HIPAA REGULATIONS: PRIVACY RULE

For most covered entities, the Privacy Rule compliance date is April 14, 2003; however, certain small health plans have until April 14, 2004. The approved HIPAA privacy rule provides minimum applicable standards in the area of protecting a patient's right to privacy. More stringent state laws supercede this rule to ensure the highest level of patient privacy possible in every instance. This rule creates national standards to protect individual medical records and other personal health information regardless of the format (electronic, paper or verbal). Privacy rules impact how and to whom data is disclosed, while the security rule impacts the physical safety of that data.

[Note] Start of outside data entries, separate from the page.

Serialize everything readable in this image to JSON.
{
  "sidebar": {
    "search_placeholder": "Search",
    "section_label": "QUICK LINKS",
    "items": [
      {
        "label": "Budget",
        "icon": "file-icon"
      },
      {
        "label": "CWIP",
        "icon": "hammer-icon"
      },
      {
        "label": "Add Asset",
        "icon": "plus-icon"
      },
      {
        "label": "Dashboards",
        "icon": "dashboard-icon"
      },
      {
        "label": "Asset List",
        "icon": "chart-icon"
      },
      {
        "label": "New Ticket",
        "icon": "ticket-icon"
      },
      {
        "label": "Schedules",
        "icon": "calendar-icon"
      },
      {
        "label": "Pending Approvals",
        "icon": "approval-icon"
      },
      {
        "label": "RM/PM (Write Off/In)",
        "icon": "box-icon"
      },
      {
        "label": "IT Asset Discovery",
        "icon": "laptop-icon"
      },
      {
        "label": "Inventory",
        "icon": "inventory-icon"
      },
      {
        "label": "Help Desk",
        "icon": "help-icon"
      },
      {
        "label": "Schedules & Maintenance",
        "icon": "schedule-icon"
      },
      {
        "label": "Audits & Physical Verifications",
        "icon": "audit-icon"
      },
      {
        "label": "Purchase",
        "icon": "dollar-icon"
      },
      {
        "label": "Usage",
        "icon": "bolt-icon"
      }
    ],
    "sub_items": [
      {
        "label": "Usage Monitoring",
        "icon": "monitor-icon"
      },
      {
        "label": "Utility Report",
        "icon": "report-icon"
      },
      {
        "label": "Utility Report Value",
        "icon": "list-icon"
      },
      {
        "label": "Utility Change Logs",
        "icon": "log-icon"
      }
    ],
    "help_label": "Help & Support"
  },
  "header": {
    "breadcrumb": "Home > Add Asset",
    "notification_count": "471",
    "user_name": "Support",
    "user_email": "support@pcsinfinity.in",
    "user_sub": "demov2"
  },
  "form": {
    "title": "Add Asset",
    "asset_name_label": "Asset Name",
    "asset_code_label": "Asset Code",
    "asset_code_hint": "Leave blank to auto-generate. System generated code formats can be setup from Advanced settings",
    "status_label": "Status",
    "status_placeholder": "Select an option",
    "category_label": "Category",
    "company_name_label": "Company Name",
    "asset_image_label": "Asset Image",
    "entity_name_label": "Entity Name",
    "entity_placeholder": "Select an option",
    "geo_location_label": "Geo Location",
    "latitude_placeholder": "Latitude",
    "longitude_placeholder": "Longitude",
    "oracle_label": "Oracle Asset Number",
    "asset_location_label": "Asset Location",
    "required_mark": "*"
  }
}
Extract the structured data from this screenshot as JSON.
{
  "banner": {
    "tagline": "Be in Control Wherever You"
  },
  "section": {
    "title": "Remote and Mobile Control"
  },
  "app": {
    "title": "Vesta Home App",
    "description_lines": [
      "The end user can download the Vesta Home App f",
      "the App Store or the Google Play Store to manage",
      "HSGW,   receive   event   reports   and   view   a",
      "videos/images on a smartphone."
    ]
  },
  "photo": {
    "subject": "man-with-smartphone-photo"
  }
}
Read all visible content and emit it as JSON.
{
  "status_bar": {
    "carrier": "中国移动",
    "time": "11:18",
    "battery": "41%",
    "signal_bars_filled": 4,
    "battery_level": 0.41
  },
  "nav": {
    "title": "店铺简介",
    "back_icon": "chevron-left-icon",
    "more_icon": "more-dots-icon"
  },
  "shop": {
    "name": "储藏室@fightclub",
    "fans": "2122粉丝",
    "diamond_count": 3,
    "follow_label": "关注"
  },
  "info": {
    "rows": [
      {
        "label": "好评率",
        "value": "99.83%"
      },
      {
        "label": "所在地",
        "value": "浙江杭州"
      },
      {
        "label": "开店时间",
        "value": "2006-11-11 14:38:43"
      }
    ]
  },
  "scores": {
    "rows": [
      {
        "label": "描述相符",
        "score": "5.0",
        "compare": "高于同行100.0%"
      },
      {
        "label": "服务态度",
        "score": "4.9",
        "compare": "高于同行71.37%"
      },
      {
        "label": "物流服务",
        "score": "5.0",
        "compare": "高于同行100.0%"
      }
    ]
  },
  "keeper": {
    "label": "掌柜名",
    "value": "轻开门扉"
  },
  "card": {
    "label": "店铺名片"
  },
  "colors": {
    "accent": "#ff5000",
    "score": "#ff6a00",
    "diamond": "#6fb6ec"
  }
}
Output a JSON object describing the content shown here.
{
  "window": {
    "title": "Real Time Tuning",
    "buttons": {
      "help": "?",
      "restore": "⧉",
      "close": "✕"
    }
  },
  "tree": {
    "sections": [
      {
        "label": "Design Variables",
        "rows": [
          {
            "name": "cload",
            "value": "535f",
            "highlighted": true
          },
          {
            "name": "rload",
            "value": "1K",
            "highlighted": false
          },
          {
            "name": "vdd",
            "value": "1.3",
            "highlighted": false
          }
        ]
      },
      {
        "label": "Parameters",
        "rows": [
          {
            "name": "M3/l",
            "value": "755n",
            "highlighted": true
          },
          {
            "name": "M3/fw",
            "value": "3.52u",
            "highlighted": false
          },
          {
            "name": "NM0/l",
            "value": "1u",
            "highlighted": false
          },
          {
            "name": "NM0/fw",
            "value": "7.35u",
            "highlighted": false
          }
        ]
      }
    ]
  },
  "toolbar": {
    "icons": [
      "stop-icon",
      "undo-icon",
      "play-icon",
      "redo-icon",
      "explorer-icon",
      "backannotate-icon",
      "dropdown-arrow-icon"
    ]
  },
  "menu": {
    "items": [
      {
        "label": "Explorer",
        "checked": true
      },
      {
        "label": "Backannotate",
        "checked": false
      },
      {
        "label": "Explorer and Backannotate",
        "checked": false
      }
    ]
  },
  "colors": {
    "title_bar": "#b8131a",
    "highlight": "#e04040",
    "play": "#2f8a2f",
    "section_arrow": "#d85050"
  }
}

These rules work together and should be treated as a unit during the implementation of any HIPAA compliance strategy.

This rule provides individuals with significant control over their health information. As a result, patients can request restrictions on the use and disclosure of their health information, have the right to review and copy their medical records, and can request that appropriate amendments or corrections be made to their medical records.

Additionally, the rule balances public responsibility with privacy protections by setting boundaries on medical record use and release. Specifically, covered entities are allowed to transmit PHI for the purposes of Treatment, Payment and Healthcare Operations (TPO) without obtaining an individual's written consent; however, the covered entity must obtain an authorization where indicated as well as inform patients of their business practices (disclosures and legal obligations in handling PHI), known as Notice of Privacy Practices, concerning the use and/or disclosure of health information. The rule further protects PHI by requiring covered entities to adopt written privacy procedures, train their employees in these practices and designate a privacy official.

 
Copyright 2006 — Texas Medical Systems Inc.